- **What you should do**:
Below are some records. Print all of them exactly as they appear.

App and web page records
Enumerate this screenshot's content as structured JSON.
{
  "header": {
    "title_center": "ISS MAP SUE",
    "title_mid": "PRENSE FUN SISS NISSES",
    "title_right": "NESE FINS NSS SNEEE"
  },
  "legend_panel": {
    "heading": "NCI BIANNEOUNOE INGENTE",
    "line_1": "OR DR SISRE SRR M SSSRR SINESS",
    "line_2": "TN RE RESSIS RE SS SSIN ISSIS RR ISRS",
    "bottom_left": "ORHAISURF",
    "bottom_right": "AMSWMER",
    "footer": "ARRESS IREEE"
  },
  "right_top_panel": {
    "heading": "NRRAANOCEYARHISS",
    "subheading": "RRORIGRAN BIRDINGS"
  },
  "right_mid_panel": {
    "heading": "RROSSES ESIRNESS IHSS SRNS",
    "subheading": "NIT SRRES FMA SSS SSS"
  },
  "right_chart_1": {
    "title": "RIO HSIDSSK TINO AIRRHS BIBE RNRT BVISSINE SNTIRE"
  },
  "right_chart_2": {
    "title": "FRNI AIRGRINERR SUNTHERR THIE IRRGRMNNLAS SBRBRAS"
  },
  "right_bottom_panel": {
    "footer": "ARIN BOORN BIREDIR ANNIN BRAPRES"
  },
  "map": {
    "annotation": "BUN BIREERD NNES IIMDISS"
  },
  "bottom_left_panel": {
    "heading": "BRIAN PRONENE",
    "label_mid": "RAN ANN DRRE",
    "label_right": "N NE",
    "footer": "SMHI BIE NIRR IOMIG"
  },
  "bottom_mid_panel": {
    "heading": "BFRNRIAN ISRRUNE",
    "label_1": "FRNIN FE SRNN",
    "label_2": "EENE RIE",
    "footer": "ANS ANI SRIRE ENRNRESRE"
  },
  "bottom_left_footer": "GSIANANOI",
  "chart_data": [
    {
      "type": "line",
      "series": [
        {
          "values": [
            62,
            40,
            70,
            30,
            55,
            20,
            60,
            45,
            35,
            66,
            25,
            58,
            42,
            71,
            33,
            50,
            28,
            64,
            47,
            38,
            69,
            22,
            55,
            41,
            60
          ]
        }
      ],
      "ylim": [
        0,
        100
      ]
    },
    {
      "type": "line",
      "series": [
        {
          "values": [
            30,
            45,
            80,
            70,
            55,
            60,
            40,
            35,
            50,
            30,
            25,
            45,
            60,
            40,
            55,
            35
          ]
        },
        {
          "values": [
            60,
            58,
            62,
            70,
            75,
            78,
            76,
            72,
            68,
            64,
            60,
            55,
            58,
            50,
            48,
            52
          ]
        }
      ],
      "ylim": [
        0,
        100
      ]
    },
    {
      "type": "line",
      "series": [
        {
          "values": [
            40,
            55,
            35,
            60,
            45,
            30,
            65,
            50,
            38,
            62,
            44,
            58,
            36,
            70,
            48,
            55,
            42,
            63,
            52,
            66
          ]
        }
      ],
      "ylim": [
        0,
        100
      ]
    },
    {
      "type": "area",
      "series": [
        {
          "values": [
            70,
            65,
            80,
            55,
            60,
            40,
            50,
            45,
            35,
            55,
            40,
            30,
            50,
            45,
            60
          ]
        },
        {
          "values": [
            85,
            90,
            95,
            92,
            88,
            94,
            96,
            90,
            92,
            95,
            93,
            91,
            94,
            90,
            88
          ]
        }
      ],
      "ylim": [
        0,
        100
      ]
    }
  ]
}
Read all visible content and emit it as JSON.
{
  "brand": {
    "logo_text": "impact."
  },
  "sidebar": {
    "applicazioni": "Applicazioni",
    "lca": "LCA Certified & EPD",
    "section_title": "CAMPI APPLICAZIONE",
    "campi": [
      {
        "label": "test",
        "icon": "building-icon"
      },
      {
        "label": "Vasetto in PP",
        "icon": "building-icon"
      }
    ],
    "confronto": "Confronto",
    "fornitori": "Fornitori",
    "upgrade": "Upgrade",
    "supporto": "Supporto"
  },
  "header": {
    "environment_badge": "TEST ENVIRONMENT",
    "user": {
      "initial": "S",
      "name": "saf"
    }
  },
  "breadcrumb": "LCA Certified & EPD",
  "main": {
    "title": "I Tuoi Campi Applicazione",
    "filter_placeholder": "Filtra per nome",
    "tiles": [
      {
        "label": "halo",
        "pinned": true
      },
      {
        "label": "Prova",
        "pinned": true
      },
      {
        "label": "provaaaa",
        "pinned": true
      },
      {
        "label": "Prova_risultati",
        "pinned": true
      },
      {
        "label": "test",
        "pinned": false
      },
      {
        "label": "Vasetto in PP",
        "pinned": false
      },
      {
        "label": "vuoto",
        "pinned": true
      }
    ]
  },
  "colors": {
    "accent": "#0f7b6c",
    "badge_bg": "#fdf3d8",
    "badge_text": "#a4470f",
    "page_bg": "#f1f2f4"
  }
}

- **Your response**:
Enumerate this screenshot's content as structured JSON.
{
  "header": {
    "title_center": "ISS MAP SUE",
    "title_mid": "PRENSE FUN SISS NISSES",
    "title_right": "NESE FINS NSS SNEEE"
  },
  "legend_panel": {
    "heading": "NCI BIANNEOUNOE INGENTE",
    "line_1": "OR DR SISRE SRR M SSSRR SINESS",
    "line_2": "TN RE RESSIS RE SS SSIN ISSIS RR ISRS",
    "bottom_left": "ORHAISURF",
    "bottom_right": "AMSWMER",
    "footer": "ARRESS IREEE"
  },
  "right_top_panel": {
    "heading": "NRRAANOCEYARHISS",
    "subheading": "RRORIGRAN BIRDINGS"
  },
  "right_mid_panel": {
    "heading": "RROSSES ESIRNESS IHSS SRNS",
    "subheading": "NIT SRRES FMA SSS SSS"
  },
  "right_chart_1": {
    "title": "RIO HSIDSSK TINO AIRRHS BIBE RNRT BVISSINE SNTIRE"
  },
  "right_chart_2": {
    "title": "FRNI AIRGRINERR SUNTHERR THIE IRRGRMNNLAS SBRBRAS"
  },
  "right_bottom_panel": {
    "footer": "ARIN BOORN BIREDIR ANNIN BRAPRES"
  },
  "map": {
    "annotation": "BUN BIREERD NNES IIMDISS"
  },
  "bottom_left_panel": {
    "heading": "BRIAN PRONENE",
    "label_mid": "RAN ANN DRRE",
    "label_right": "N NE",
    "footer": "SMHI BIE NIRR IOMIG"
  },
  "bottom_mid_panel": {
    "heading": "BFRNRIAN ISRRUNE",
    "label_1": "FRNIN FE SRNN",
    "label_2": "EENE RIE",
    "footer": "ANS ANI SRIRE ENRNRESRE"
  },
  "bottom_left_footer": "GSIANANOI",
  "chart_data": [
    {
      "type": "line",
      "series": [
        {
          "values": [
            62,
            40,
            70,
            30,
            55,
            20,
            60,
            45,
            35,
            66,
            25,
            58,
            42,
            71,
            33,
            50,
            28,
            64,
            47,
            38,
            69,
            22,
            55,
            41,
            60
          ]
        }
      ],
      "ylim": [
        0,
        100
      ]
    },
    {
      "type": "line",
      "series": [
        {
          "values": [
            30,
            45,
            80,
            70,
            55,
            60,
            40,
            35,
            50,
            30,
            25,
            45,
            60,
            40,
            55,
            35
          ]
        },
        {
          "values": [
            60,
            58,
            62,
            70,
            75,
            78,
            76,
            72,
            68,
            64,
            60,
            55,
            58,
            50,
            48,
            52
          ]
        }
      ],
      "ylim": [
        0,
        100
      ]
    },
    {
      "type": "line",
      "series": [
        {
          "values": [
            40,
            55,
            35,
            60,
            45,
            30,
            65,
            50,
            38,
            62,
            44,
            58,
            36,
            70,
            48,
            55,
            42,
            63,
            52,
            66
          ]
        }
      ],
      "ylim": [
        0,
        100
      ]
    },
    {
      "type": "area",
      "series": [
        {
          "values": [
            70,
            65,
            80,
            55,
            60,
            40,
            50,
            45,
            35,
            55,
            40,
            30,
            50,
            45,
            60
          ]
        },
        {
          "values": [
            85,
            90,
            95,
            92,
            88,
            94,
            96,
            90,
            92,
            95,
            93,
            91,
            94,
            90,
            88
          ]
        }
      ],
      "ylim": [
        0,
        100
      ]
    }
  ]
}
Read all visible content and emit it as JSON.
{
  "brand": {
    "logo_text": "impact."
  },
  "sidebar": {
    "applicazioni": "Applicazioni",
    "lca": "LCA Certified & EPD",
    "section_title": "CAMPI APPLICAZIONE",
    "campi": [
      {
        "label": "test",
        "icon": "building-icon"
      },
      {
        "label": "Vasetto in PP",
        "icon": "building-icon"
      }
    ],
    "confronto": "Confronto",
    "fornitori": "Fornitori",
    "upgrade": "Upgrade",
    "supporto": "Supporto"
  },
  "header": {
    "environment_badge": "TEST ENVIRONMENT",
    "user": {
      "initial": "S",
      "name": "saf"
    }
  },
  "breadcrumb": "LCA Certified & EPD",
  "main": {
    "title": "I Tuoi Campi Applicazione",
    "filter_placeholder": "Filtra per nome",
    "tiles": [
      {
        "label": "halo",
        "pinned": true
      },
      {
        "label": "Prova",
        "pinned": true
      },
      {
        "label": "provaaaa",
        "pinned": true
      },
      {
        "label": "Prova_risultati",
        "pinned": true
      },
      {
        "label": "test",
        "pinned": false
      },
      {
        "label": "Vasetto in PP",
        "pinned": false
      },
      {
        "label": "vuoto",
        "pinned": true
      }
    ]
  },
  "colors": {
    "accent": "#0f7b6c",
    "badge_bg": "#fdf3d8",
    "badge_text": "#a4470f",
    "page_bg": "#f1f2f4"
  }
}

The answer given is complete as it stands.